All of the entries must appear again exactly as written.

-------- Records shown

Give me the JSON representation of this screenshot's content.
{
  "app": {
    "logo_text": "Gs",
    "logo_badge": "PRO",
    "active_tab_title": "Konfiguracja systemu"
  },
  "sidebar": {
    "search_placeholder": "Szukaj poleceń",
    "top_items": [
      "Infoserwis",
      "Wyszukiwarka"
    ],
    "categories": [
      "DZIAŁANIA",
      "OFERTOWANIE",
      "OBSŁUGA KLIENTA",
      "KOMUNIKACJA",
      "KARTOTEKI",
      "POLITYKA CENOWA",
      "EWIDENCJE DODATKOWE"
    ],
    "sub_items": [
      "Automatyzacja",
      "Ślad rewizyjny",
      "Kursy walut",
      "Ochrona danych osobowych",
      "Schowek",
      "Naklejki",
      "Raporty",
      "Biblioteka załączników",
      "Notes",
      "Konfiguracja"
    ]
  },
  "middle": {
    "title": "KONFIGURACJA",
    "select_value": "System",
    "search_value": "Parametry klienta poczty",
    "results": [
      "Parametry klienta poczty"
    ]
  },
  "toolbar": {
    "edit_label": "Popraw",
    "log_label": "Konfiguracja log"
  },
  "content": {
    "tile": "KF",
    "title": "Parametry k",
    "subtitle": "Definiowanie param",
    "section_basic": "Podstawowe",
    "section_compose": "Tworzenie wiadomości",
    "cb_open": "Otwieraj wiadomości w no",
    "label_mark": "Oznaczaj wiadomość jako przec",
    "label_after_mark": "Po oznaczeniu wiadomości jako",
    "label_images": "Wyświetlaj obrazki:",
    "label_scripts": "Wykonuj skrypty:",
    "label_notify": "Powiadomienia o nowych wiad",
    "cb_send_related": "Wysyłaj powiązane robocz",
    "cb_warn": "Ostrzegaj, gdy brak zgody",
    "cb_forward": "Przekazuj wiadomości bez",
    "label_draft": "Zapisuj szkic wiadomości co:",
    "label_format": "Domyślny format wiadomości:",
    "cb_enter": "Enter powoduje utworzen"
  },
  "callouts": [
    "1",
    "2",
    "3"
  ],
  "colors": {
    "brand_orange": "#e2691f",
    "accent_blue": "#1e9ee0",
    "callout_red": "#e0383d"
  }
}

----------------

* [Answer to the exercise]:
Give me the JSON representation of this screenshot's content.
{
  "app": {
    "logo_text": "Gs",
    "logo_badge": "PRO",
    "active_tab_title": "Konfiguracja systemu"
  },
  "sidebar": {
    "search_placeholder": "Szukaj poleceń",
    "top_items": [
      "Infoserwis",
      "Wyszukiwarka"
    ],
    "categories": [
      "DZIAŁANIA",
      "OFERTOWANIE",
      "OBSŁUGA KLIENTA",
      "KOMUNIKACJA",
      "KARTOTEKI",
      "POLITYKA CENOWA",
      "EWIDENCJE DODATKOWE"
    ],
    "sub_items": [
      "Automatyzacja",
      "Ślad rewizyjny",
      "Kursy walut",
      "Ochrona danych osobowych",
      "Schowek",
      "Naklejki",
      "Raporty",
      "Biblioteka załączników",
      "Notes",
      "Konfiguracja"
    ]
  },
  "middle": {
    "title": "KONFIGURACJA",
    "select_value": "System",
    "search_value": "Parametry klienta poczty",
    "results": [
      "Parametry klienta poczty"
    ]
  },
  "toolbar": {
    "edit_label": "Popraw",
    "log_label": "Konfiguracja log"
  },
  "content": {
    "tile": "KF",
    "title": "Parametry k",
    "subtitle": "Definiowanie param",
    "section_basic": "Podstawowe",
    "section_compose": "Tworzenie wiadomości",
    "cb_open": "Otwieraj wiadomości w no",
    "label_mark": "Oznaczaj wiadomość jako przec",
    "label_after_mark": "Po oznaczeniu wiadomości jako",
    "label_images": "Wyświetlaj obrazki:",
    "label_scripts": "Wykonuj skrypty:",
    "label_notify": "Powiadomienia o nowych wiad",
    "cb_send_related": "Wysyłaj powiązane robocz",
    "cb_warn": "Ostrzegaj, gdy brak zgody",
    "cb_forward": "Przekazuj wiadomości bez",
    "label_draft": "Zapisuj szkic wiadomości co:",
    "label_format": "Domyślny format wiadomości:",
    "cb_enter": "Enter powoduje utworzen"
  },
  "callouts": [
    "1",
    "2",
    "3"
  ],
  "colors": {
    "brand_orange": "#e2691f",
    "accent_blue": "#1e9ee0",
    "callout_red": "#e0383d"
  }
}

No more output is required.